A: There are those who suspect Wildflower Center volunteers are the culpable and capable culprits. Yet, others think staff members play some, albeit small, role. You can torture us with your plant questions, but we will never reveal the Green Guru's secret identity.

Help us grow by giving to the Plant Database Fund or by becoming a member

Did you know you can access the Native Plant Information Network with your web-enabled smartphone?


Ask Mr. Smarty Plants

Ask Mr. Smarty Plants is a free service provided by the staff and volunteers at the Lady Bird Johnson Wildflower Center.

Search Smarty Plants
See a list of all Smarty Plants questions
Can't find the answer in our existing FAQs, submit a question to Mr. Smarty Plants.
Need help with plant identification, visit the plant identification page.
rate this answer
Not Yet Rated

Wednesday - July 06, 2011

From: Bond Head, ON
Region: Canada
Topic: Plant Identification, Trees
Title: Mystery tree in Ontario
Answered by: Anne Bossart


I found a tree (similar to an apple tree in blossom) in a shaded area by a stream on our property. I have never seen anything like it. It is again, like an apple branch with the blossoms, however, the blossoms are white, trillium like in shape with a yellow centre, the size of a quarter. Do you know what this would be? I cut some branches and the blossoms have lived and not wilted.

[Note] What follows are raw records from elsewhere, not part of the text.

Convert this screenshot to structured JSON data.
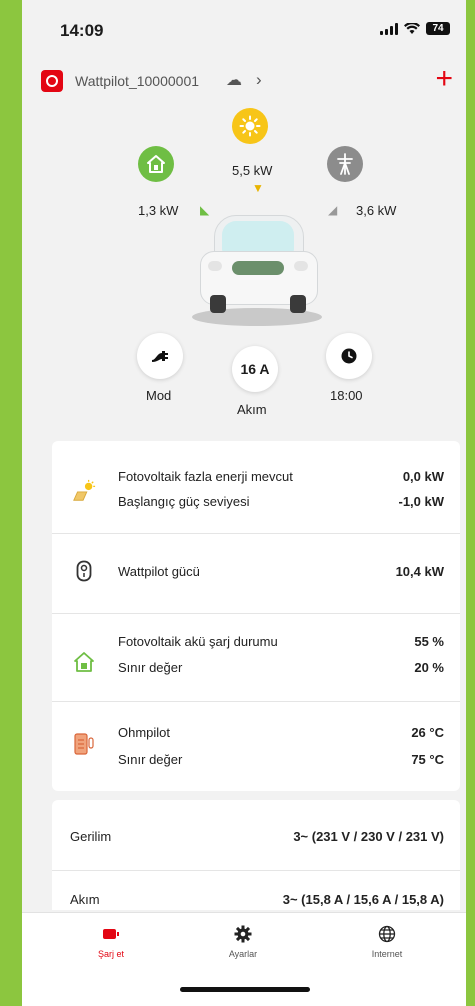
{
  "status_bar": {
    "time": "14:09",
    "battery": "74"
  },
  "header": {
    "device_name": "Wattpilot_10000001"
  },
  "energy_flow": {
    "sun_power": "5,5 kW",
    "home_power": "1,3 kW",
    "grid_power": "3,6 kW"
  },
  "controls": {
    "mode_label": "Mod",
    "current_value": "16 A",
    "current_label": "Akım",
    "time_label": "18:00"
  },
  "info": {
    "pv_surplus_label": "Fotovoltaik fazla enerji mevcut",
    "pv_surplus_value": "0,0 kW",
    "start_power_label": "Başlangıç güç seviyesi",
    "start_power_value": "-1,0 kW",
    "wattpilot_power_label": "Wattpilot gücü",
    "wattpilot_power_value": "10,4 kW",
    "battery_soc_label": "Fotovoltaik akü şarj durumu",
    "battery_soc_value": "55 %",
    "battery_limit_label": "Sınır değer",
    "battery_limit_value": "20 %",
    "ohmpilot_label": "Ohmpilot",
    "ohmpilot_value": "26 °C",
    "ohmpilot_limit_label": "Sınır değer",
    "ohmpilot_limit_value": "75 °C"
  },
  "electrical": {
    "voltage_label": "Gerilim",
    "voltage_value": "3~ (231 V / 230 V / 231 V)",
    "current_label": "Akım",
    "current_value": "3~ (15,8 A / 15,6 A / 15,8 A)"
  },
  "tabs": [
    {
      "label": "Şarj et",
      "icon": "battery-charge-icon",
      "active": true
    },
    {
      "label": "Ayarlar",
      "icon": "gear-icon",
      "active": false
    },
    {
      "label": "Internet",
      "icon": "globe-icon",
      "active": false
    }
  ],
  "colors": {
    "accent": "#e30613",
    "home": "#6fbe44",
    "sun": "#f7c518",
    "grid": "#8c8c8c",
    "frame": "#8cc63f"
  }
}
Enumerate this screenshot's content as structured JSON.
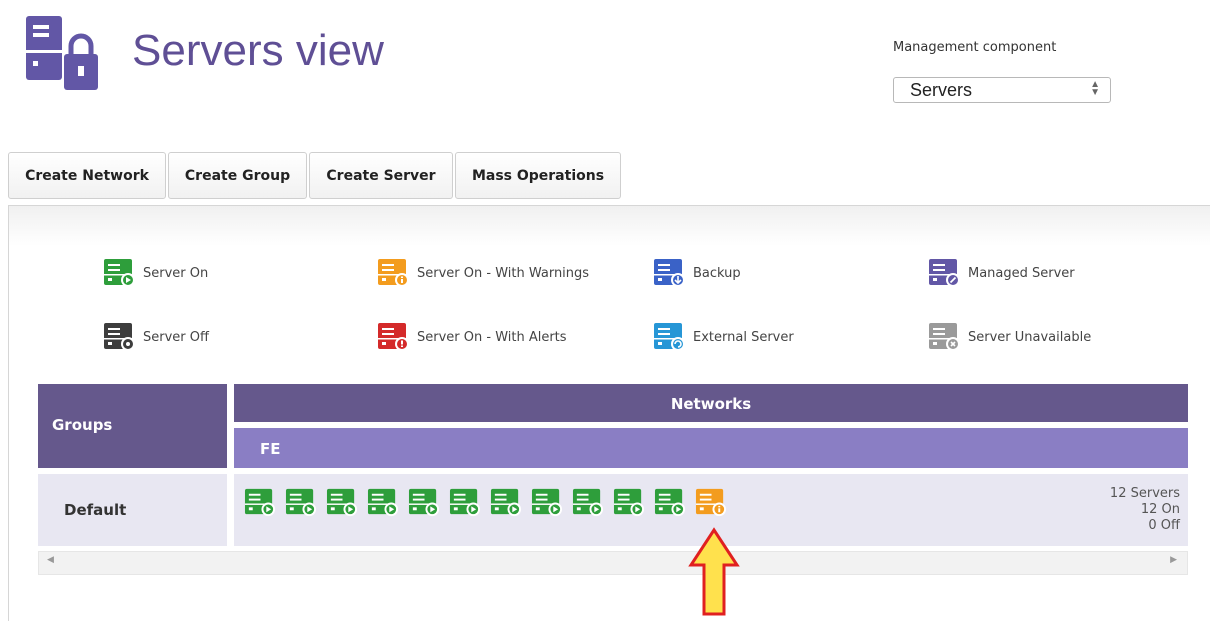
{
  "header": {
    "title": "Servers view",
    "icon": "server-lock-icon"
  },
  "management": {
    "label": "Management component",
    "selected": "Servers"
  },
  "toolbar": {
    "buttons": [
      {
        "label": "Create Network"
      },
      {
        "label": "Create Group"
      },
      {
        "label": "Create Server"
      },
      {
        "label": "Mass Operations"
      }
    ]
  },
  "legend": {
    "items": [
      {
        "label": "Server On",
        "color": "#2e9e3b",
        "badge": "play"
      },
      {
        "label": "Server On - With Warnings",
        "color": "#f39c1e",
        "badge": "info"
      },
      {
        "label": "Backup",
        "color": "#3a62c7",
        "badge": "download"
      },
      {
        "label": "Managed Server",
        "color": "#6257a6",
        "badge": "check"
      },
      {
        "label": "Server Off",
        "color": "#3d3d3d",
        "badge": "stop"
      },
      {
        "label": "Server On - With Alerts",
        "color": "#d42a2a",
        "badge": "alert"
      },
      {
        "label": "External Server",
        "color": "#2696d6",
        "badge": "refresh"
      },
      {
        "label": "Server Unavailable",
        "color": "#9a9a9a",
        "badge": "x"
      }
    ]
  },
  "grid": {
    "groups_header": "Groups",
    "networks_header": "Networks",
    "network_name": "FE",
    "rows": [
      {
        "group": "Default",
        "servers": [
          "on",
          "on",
          "on",
          "on",
          "on",
          "on",
          "on",
          "on",
          "on",
          "on",
          "on",
          "warning"
        ],
        "summary": {
          "total": "12 Servers",
          "on": "12 On",
          "off": "0 Off"
        }
      }
    ]
  },
  "colors": {
    "accent": "#65588c",
    "accent_light": "#8a7ec4",
    "row_bg": "#e8e7f2",
    "title": "#5f4f95",
    "arrow_fill": "#ffe14d",
    "arrow_stroke": "#e02020"
  }
}
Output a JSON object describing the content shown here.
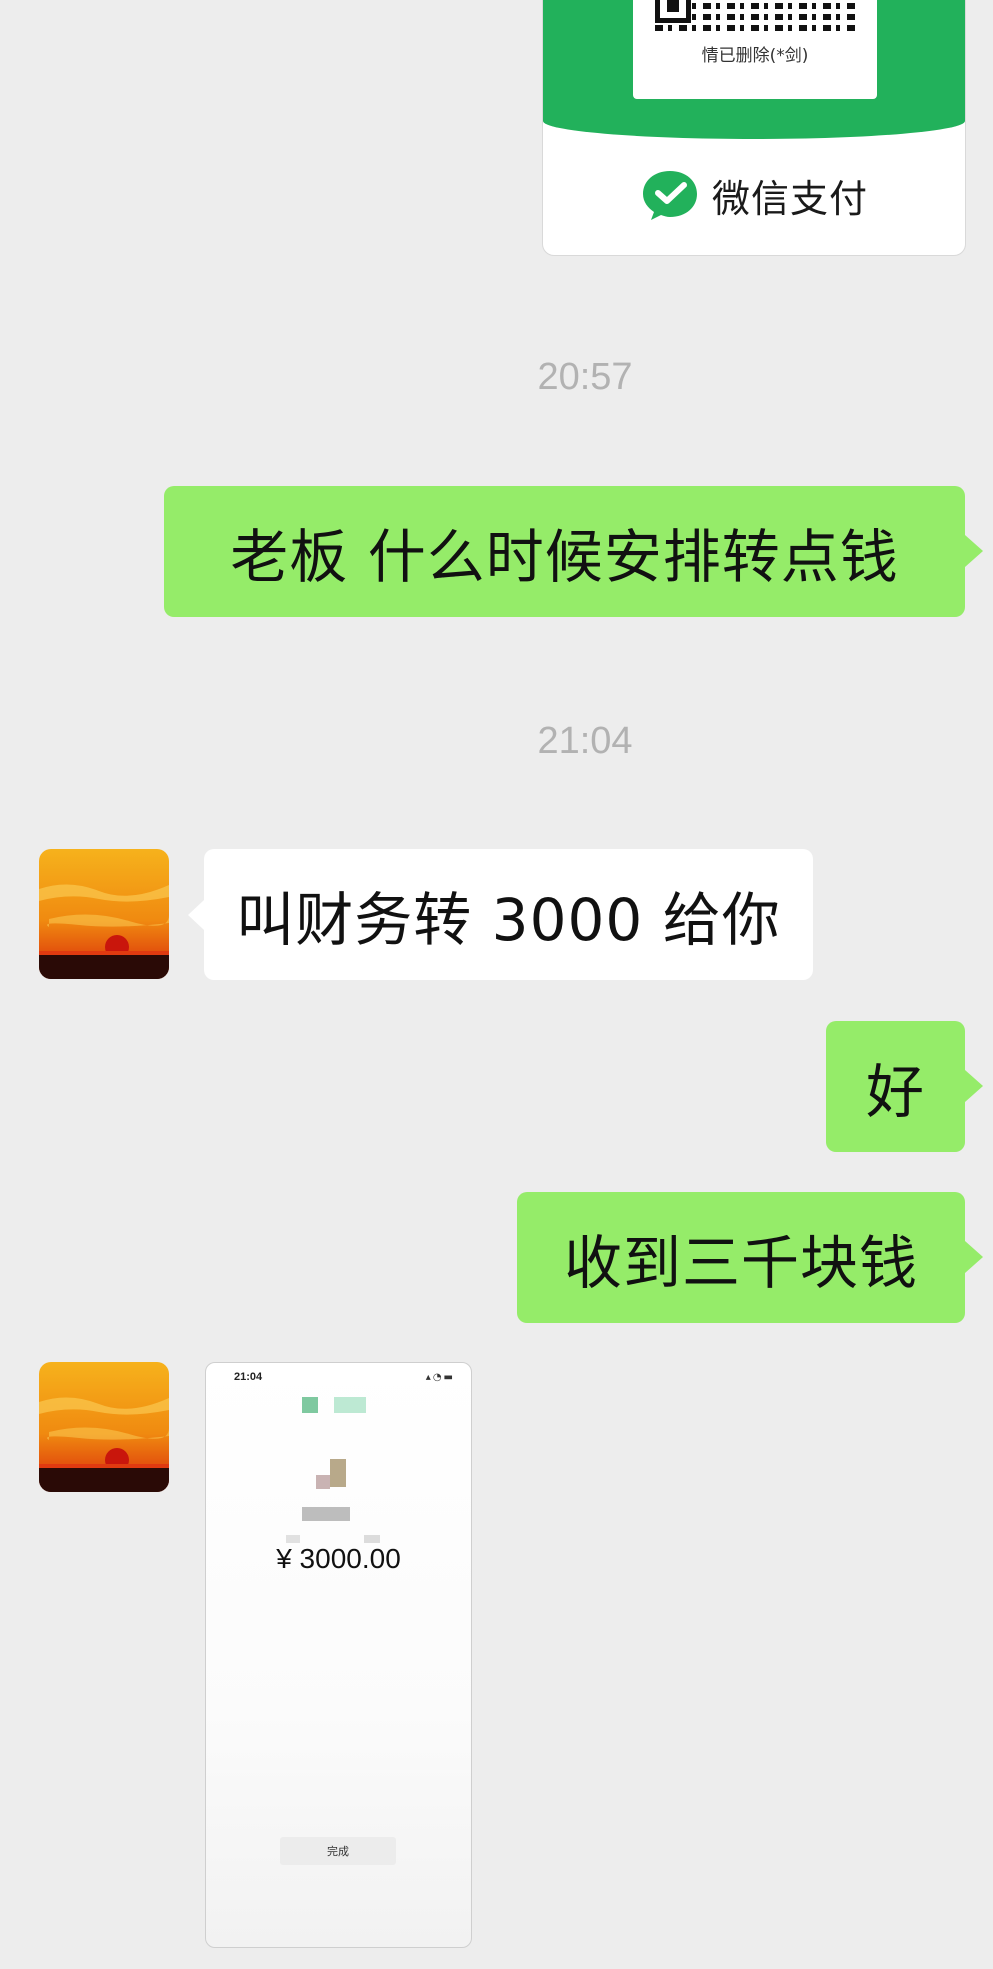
{
  "qr_card": {
    "caption": "情已删除(*剑)",
    "pay_label": "微信支付",
    "pay_icon": "wechat-pay-check-icon"
  },
  "timestamps": [
    "20:57",
    "21:04"
  ],
  "messages": [
    {
      "side": "sent",
      "text": "老板  什么时候安排转点钱"
    },
    {
      "side": "received",
      "text": "叫财务转 3000 给你"
    },
    {
      "side": "sent",
      "text": "好"
    },
    {
      "side": "sent",
      "text": "收到三千块钱"
    }
  ],
  "image_message": {
    "status_time": "21:04",
    "amount": "¥ 3000.00",
    "button_label": "完成"
  },
  "colors": {
    "background": "#ededed",
    "sent_bubble": "#95ec69",
    "received_bubble": "#ffffff",
    "wechat_green": "#22b15b",
    "timestamp": "#b2b2b2"
  }
}
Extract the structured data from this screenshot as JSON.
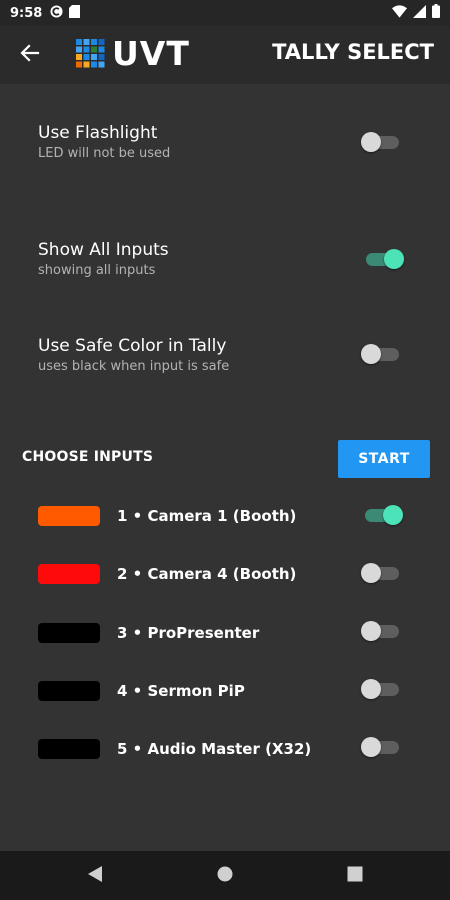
{
  "status_bar": {
    "time": "9:58",
    "left_icons": [
      "chrome-c-icon",
      "sd-card-icon"
    ],
    "right_icons": [
      "wifi-icon",
      "signal-icon",
      "battery-icon"
    ]
  },
  "app_bar": {
    "back_icon": "arrow-left-icon",
    "brand": "UVT",
    "title": "TALLY SELECT"
  },
  "settings": [
    {
      "title": "Use Flashlight",
      "subtitle": "LED will not be used",
      "on": false
    },
    {
      "title": "Show All Inputs",
      "subtitle": "showing all inputs",
      "on": true
    },
    {
      "title": "Use Safe Color in Tally",
      "subtitle": "uses black when input is safe",
      "on": false
    }
  ],
  "inputs_section": {
    "header": "CHOOSE INPUTS",
    "start_label": "START"
  },
  "inputs": [
    {
      "label": "1 • Camera 1 (Booth)",
      "color": "#ff5a00",
      "on": true
    },
    {
      "label": "2 • Camera 4 (Booth)",
      "color": "#ff0a0a",
      "on": false
    },
    {
      "label": "3 • ProPresenter",
      "color": "#000000",
      "on": false
    },
    {
      "label": "4 • Sermon PiP",
      "color": "#000000",
      "on": false
    },
    {
      "label": "5 • Audio Master (X32)",
      "color": "#000000",
      "on": false
    }
  ],
  "colors": {
    "background": "#333333",
    "app_bar": "#2b2b2b",
    "accent": "#4de3b8",
    "start_button": "#2196f3"
  }
}
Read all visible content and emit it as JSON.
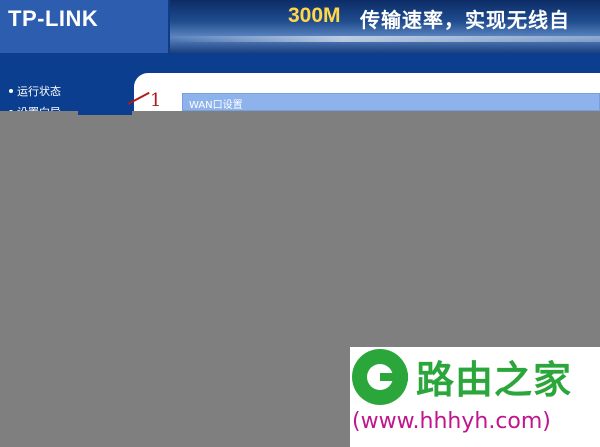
{
  "header": {
    "logo_text": "TP-LINK",
    "slogan_number": "300M",
    "slogan_text": "传输速率，实现无线自"
  },
  "sidebar": {
    "items": [
      {
        "label": "运行状态"
      },
      {
        "label": "设置向导"
      }
    ]
  },
  "main": {
    "section_title": "WAN口设置",
    "annotation_number": "1"
  },
  "watermark": {
    "site_name": "路由之家",
    "url": "(www.hhhyh.com)"
  },
  "colors": {
    "header_blue": "#0d3d86",
    "wan_bar": "#8eb3ec",
    "overlay_gray": "#7f7f7f",
    "watermark_green": "#2aa63a",
    "watermark_url": "#c0158d",
    "annotation_red": "#b11a1a"
  }
}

This is a really intriguing question and has me baffled because of the somewhat conflicting information you have provided.

Plants are grouped in families because of the similarity of their flowers and apple trees (as well as plums, pears, peaches, cherries, hawthorns and mountain ash) are members of the rose family.  Their flowers are all single, five petalled, with a cluster of upright stamens in the centre.  Not anything like a trillium.

Although you are out of its native range as it is a tree of the Carolinian forest and you are situatued in the Eastern Deciduous Forest Region, I am wondering if it could be Cornus florida (Flowering dogwood).  The "flower" petals are as striking and clear white as a trillium, but there are 4, not three and they are blunt, not pointed like the trillium.  The Chinese Kousa Dogwood is similar but with pointed petals.  It is hardier than and flowers later than Cornus florida (in June).  Both dogwoods produce berries the birds love, but the kousa's berries are too large for the beaks of most of our migrating songbirds.  That hasn't stopped the tree from naturalizing in New York State.  So it is not out out of the question that you would find it in your woods.

The description of where you found the tree is more typical of the dogwoods than apple trees and it's relatives as well.  Other than its iconic flower, the most notable characteristic of Cornus florida is it's sympodial branching pattern, which leads to a somewhat horizontal and graceful form.

Follow the link to the detailed information page (with images) and let us know if we have guessed right. If not, we recommend you submit a photo to one of the plant identification forums we recommend.  We also recommend you obtain a copy of Linda Kershaw's informative and well organized book, Trees of Ontario to help you with tree identification. It is available in bookstores, at amazon.ca and even some Canadian Tire stores.


From the Image Gallery

Flowering dogwood
Cornus florida

Flowering dogwood
Cornus florida

Flowering dogwood
Cornus florida

More Trees Questions

Landscaping with native plants in Austin
October 06, 2005 - I'm expanding a flower bed in front of my house and would like to keep it all natives. 1) How do I find out what type of soil I should add? (I live near Hyde Park, Austin and haven't had a soil te...
view the full question and answer

Natural privacy hedge for Kyle Texas
January 06, 2014 - I am looking to make a natural privacy screen in the Kyle Texas area. I am being pointed towards Leyland Cypress by some and told to shy away from this tree by others. I found Green Giant Arborvitae a...
view the full question and answer

Pruning Texas Mountain Laurel
September 04, 2014 - I've had a Texas mountain laurel for 4 years that's being trained into a tree. I think it was a 3-year old tree when I purchased it. Unfortunately, it has suffered from overwatering, and the two mai...
view the full question and answer

Care of huisache tree (Acacia farnesiana)
September 25, 2007 - I bought a huisache tree, about one ft. tall, last spring. How do I prune, stake, and care for it as it grows? Do they usually bloom in Brownwood, Tx ?
view the full question and answer

Need suggestions for a privacy screen besides Murray Cypress.
October 18, 2011 - Mr. Smarty Plants, I live in NE TX, about an hour east of Dallas on I-20. I hear interstate traffic behind my house, and have a busy street on its left side, and a school adjoining in back. I thi...
view the full question and answer

Support the Wildflower Center by Donating Online or Becoming a Member today.
© 2015 Lady Bird Johnson Wildflower Center